=== The task ===
Restate the data below word for word, leaving nothing out.

##### Input #####

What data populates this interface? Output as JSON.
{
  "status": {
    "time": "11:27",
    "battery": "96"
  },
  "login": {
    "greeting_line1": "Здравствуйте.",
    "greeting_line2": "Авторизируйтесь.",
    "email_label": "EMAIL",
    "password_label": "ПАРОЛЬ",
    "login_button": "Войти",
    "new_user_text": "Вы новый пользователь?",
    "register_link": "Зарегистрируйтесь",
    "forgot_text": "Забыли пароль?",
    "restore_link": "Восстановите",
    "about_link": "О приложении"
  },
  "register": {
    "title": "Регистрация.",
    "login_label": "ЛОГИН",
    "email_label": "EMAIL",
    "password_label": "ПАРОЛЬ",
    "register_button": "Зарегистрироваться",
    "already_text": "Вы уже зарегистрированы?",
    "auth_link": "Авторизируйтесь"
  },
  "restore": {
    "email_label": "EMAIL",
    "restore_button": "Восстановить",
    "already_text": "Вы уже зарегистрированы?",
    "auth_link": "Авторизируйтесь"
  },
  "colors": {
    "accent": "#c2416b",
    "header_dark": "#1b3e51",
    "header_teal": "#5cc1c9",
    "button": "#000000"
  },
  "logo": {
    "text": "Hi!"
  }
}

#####

=== Response ===
What data populates this interface? Output as JSON.
{
  "status": {
    "time": "11:27",
    "battery": "96"
  },
  "login": {
    "greeting_line1": "Здравствуйте.",
    "greeting_line2": "Авторизируйтесь.",
    "email_label": "EMAIL",
    "password_label": "ПАРОЛЬ",
    "login_button": "Войти",
    "new_user_text": "Вы новый пользователь?",
    "register_link": "Зарегистрируйтесь",
    "forgot_text": "Забыли пароль?",
    "restore_link": "Восстановите",
    "about_link": "О приложении"
  },
  "register": {
    "title": "Регистрация.",
    "login_label": "ЛОГИН",
    "email_label": "EMAIL",
    "password_label": "ПАРОЛЬ",
    "register_button": "Зарегистрироваться",
    "already_text": "Вы уже зарегистрированы?",
    "auth_link": "Авторизируйтесь"
  },
  "restore": {
    "email_label": "EMAIL",
    "restore_button": "Восстановить",
    "already_text": "Вы уже зарегистрированы?",
    "auth_link": "Авторизируйтесь"
  },
  "colors": {
    "accent": "#c2416b",
    "header_dark": "#1b3e51",
    "header_teal": "#5cc1c9",
    "button": "#000000"
  },
  "logo": {
    "text": "Hi!"
  }
}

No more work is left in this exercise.